>>

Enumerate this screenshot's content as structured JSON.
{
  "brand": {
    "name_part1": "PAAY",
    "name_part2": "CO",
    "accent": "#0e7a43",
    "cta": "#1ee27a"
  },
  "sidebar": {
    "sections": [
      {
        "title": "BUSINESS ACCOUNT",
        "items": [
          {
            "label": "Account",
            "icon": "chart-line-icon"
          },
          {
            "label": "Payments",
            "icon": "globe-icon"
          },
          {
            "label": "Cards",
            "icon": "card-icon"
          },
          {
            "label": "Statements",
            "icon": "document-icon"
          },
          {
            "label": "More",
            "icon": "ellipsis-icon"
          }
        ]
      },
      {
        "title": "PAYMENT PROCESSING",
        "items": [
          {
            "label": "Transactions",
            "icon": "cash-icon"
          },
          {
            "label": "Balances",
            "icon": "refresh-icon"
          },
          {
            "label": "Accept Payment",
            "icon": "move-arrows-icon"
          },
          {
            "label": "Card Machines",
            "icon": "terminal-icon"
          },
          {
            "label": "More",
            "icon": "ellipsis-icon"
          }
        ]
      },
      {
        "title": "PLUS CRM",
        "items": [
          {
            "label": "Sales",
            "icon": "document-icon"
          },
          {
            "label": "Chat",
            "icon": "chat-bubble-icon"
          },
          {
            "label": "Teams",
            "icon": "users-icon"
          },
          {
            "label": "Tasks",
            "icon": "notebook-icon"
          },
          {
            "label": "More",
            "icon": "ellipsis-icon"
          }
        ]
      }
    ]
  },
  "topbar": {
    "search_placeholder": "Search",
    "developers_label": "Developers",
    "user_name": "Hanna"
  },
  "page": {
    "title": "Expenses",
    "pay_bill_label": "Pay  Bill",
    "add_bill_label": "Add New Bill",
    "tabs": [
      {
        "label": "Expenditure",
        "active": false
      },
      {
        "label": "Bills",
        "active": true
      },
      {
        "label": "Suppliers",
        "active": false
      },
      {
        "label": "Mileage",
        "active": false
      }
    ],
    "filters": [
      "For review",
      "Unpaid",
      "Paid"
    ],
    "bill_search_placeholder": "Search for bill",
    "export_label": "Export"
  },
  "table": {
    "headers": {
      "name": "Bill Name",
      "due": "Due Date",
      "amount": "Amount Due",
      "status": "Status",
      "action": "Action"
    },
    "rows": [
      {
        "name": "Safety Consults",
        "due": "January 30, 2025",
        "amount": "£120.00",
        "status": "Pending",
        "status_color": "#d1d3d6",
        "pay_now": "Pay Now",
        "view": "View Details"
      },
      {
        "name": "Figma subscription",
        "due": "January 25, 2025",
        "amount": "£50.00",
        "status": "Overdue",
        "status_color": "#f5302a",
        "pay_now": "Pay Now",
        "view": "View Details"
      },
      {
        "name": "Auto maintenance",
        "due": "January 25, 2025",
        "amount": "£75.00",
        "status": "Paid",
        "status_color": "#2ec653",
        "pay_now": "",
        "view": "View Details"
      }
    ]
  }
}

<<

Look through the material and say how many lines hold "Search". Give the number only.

- **ANSWER AREA**:
2